  • Medications with High Alcohol Content: Some medications, like cough syrups and laxatives, contain a significant amount of alcohol. Drinking alcohol simultaneously with these medications can amplify their effects.
  • Sleeping Pills, Painkillers, and Anxiety/Anti-depression Medication: Combining alcohol with certain medications used to treat sleep disorders, pain, or anxiety/depression can be life-threatening.

To ensure your safety, it is essential to follow the guidance of healthcare professionals and avoid mixing alcohol with medications unless explicitly advised otherwise. Remember, the potential risks associated with alcohol and medicines can vary, so it’s crucial to seek professional advice tailored to your specific medication regimen and health condition.

Strategies for Cutting Back or Quitting Drinking

Strategies for Cutting Back or Quitting Drinking

Taking steps to cut back or quit drinking is a decision many older adults make as they age, and it is achievable for anyone. Here are some strategies that can help in reducing alcohol consumption or quitting altogether:

  • Be mindful of the alcohol content in each drink by measuring the number of ounces you are consuming.
  • Keep a record of the number of drinks you have in a day to gain awareness of your consumption.
  • Establish a goal for the number of days per week that you wish to consume alcohol and plan days where you abstain from drinking entirely.
  • Substitute alcoholic beverages with alternatives such as water, juice, soda, non-alcoholic mocktails, or low-alcohol beer.
  • Remove any alcohol from your home to eliminate easy access and reduce temptations.
  • Seek support from your family and guidance from your healthcare provider. They can provide valuable assistance and advice to help you cut back or quit drinking.
  • Remember, accomplishing your goal may require determination and persistence, but with support and appropriate strategies, you can successfully reduce or eliminate alcohol consumption from your life.

While the occasional indulgence in alcohol may not have severe consequences for some individuals, excessive and long-term alcohol consumption can significantly impact the aging process. From physical and mental health issues to lifestyle factors that contribute to overall well-being, understanding the effects of alcohol on aging is crucial. It is important to make informed choices and practice moderation when consuming alcohol, taking into consideration its potential long-term consequences on our health and aging journey.

As always, it is advisable to consult with a healthcare professional for personalized advice and guidance regarding alcohol consumption and its effects on your specific health circumstances.

If you’re interested in reading more blogs about senior health, we suggest visiting our collection of informative articles tailored specifically for older adults.
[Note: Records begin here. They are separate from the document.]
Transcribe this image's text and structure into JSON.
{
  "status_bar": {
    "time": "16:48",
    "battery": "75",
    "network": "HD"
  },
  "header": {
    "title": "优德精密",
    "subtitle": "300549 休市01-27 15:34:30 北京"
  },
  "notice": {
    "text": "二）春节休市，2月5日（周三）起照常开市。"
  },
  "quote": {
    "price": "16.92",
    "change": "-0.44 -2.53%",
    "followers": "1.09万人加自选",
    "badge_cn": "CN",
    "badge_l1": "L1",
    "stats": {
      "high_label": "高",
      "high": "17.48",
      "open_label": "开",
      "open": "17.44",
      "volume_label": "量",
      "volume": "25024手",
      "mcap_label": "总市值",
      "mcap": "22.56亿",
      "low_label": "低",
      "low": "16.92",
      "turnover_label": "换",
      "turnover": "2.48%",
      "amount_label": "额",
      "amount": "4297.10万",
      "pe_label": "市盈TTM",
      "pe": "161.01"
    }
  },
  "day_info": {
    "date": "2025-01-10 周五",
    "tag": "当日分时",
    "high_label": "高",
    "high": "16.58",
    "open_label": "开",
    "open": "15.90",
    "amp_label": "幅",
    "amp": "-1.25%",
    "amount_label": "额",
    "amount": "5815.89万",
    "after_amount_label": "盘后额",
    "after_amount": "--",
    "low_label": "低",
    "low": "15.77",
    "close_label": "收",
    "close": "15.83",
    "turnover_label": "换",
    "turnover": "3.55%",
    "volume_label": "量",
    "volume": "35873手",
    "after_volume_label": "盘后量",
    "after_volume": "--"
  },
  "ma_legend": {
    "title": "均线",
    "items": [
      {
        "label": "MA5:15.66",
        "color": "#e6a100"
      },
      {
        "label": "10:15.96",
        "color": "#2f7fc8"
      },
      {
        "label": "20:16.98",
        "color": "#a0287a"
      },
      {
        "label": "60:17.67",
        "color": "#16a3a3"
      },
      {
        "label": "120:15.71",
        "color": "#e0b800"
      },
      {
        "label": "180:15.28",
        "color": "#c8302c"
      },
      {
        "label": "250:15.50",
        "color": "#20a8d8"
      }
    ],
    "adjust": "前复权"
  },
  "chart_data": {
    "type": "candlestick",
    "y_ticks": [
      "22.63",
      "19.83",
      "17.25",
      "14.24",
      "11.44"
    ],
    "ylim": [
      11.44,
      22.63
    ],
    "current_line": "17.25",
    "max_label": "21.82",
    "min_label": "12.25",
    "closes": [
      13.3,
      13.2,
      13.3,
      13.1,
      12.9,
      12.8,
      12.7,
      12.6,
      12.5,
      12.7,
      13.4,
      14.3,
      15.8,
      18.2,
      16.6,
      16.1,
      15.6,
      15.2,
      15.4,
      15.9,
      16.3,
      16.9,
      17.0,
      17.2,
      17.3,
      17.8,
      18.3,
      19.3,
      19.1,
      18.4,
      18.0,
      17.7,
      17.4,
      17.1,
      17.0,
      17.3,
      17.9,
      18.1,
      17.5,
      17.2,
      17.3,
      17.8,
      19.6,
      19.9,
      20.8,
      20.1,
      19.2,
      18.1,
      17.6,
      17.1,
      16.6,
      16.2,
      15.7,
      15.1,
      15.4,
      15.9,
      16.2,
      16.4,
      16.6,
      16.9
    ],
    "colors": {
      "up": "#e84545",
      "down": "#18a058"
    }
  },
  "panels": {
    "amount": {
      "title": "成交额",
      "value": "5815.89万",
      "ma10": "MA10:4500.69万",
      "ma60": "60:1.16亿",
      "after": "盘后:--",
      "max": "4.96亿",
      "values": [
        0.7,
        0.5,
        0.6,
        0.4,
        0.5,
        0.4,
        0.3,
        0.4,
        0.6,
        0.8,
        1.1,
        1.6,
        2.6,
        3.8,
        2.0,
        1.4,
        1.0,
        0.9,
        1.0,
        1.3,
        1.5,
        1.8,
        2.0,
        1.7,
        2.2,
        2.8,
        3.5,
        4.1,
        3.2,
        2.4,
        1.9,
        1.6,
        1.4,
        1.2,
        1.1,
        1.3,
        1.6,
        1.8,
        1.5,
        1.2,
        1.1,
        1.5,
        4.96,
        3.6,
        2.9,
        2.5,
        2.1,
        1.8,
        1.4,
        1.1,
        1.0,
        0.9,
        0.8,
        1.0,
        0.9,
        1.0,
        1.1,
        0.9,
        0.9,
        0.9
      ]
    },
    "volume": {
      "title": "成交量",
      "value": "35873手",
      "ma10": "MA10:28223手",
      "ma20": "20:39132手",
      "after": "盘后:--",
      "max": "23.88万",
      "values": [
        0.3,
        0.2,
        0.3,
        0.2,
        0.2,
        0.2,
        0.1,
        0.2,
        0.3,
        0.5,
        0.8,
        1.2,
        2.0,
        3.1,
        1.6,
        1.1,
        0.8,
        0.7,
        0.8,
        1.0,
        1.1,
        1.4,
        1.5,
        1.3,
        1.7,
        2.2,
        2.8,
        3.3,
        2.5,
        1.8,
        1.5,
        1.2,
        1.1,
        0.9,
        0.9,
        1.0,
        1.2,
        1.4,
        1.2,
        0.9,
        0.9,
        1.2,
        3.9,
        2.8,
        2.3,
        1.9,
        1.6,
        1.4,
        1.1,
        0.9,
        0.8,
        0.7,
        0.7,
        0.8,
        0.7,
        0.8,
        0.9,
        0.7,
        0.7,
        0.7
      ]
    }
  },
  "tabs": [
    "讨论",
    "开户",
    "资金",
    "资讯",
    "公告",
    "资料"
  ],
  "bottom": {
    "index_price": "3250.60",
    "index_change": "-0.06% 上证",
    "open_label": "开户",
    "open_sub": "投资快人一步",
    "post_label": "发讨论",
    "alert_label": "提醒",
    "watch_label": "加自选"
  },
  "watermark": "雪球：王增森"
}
Explore a range of topics, including nutrition, sports, mental well-being, and other aspects of maintaining a healthy and fulfilling lifestyle during your golden years.

Sources:

1. Facts About Aging and Alcohol – National Institutes of Health

2. Genetic study provides evidence that alcohol accelerates biological aging – University of Oxford 

3.  National Survey on Drug Use and Health

4. Longtime Alcohol Consumption Speeds Up Biological Aging – Northwestern University

5. 11 ways to curb your drinking – Harvard Medical School

6. Drink Up: The Connection Between Age and Dehydration – Cleveland Clinic